Like adults babies regularly experience stress. However, unlike adults infants cannot regulate themselves independently and they use their caregivers to modulate stress. An attuned and consistent caregiver helps create a secure attachment. This allows the baby to feel loved and loveable and creates a good attachment-exploration balance. The caregiver provides a secure base from which the infant can safely explore the world and a base to which the infant can retreat under conditions of perceived threat. When under perceived threat the infant can approach the caregiver and the caregiver can respond appropriately to help dissipate the infant's stress.
However, an consistently-inconsistent and insensitive caregiver may create more stress for their baby.

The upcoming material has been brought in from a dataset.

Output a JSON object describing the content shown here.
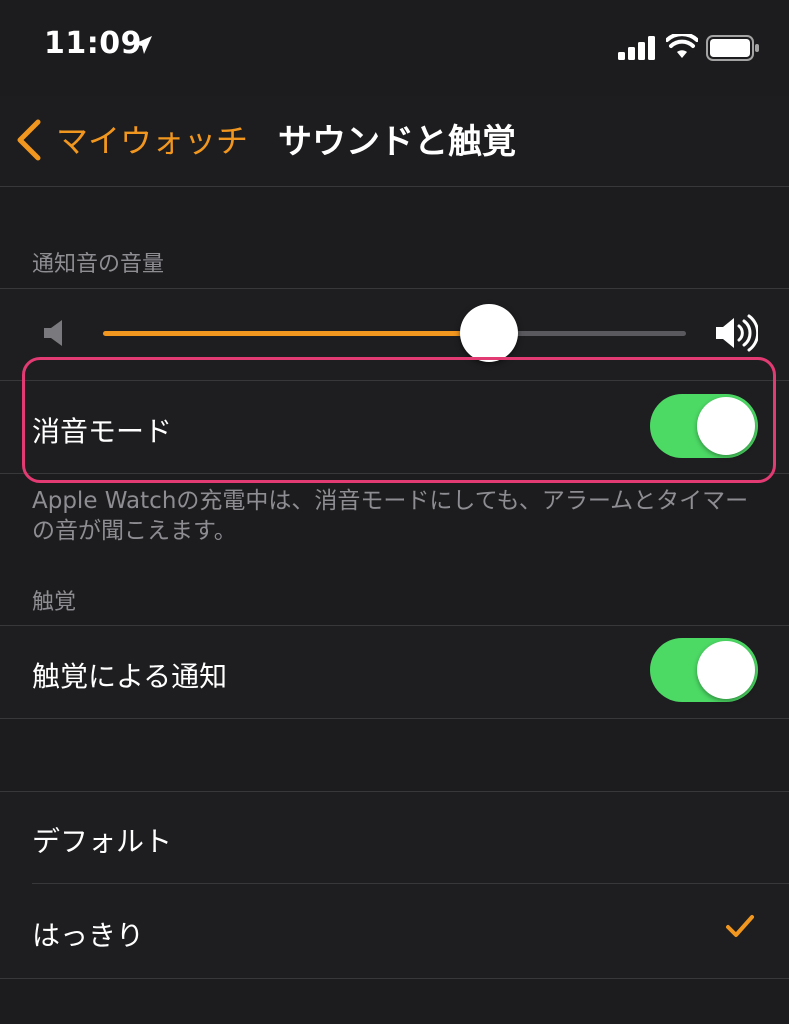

Repeated and prolonged stress in infancy - in the case of insecure attachment - can lead to maladaptive biological responses to stress in the child in their infancy and later on. Insecure attachment (in comparison to secure attachment) has been linked to more medical problems in childhood as well as conditions such as anxiety, depression and aggression in adulthood.
Parenting that promotes secure attachment can effectively reduce health and mental health problems in infancy and later on. Very small changes to parenting can assist in creating secure attachment. The following video explains attachment further and suggests specific changes in parenting that can promote this security.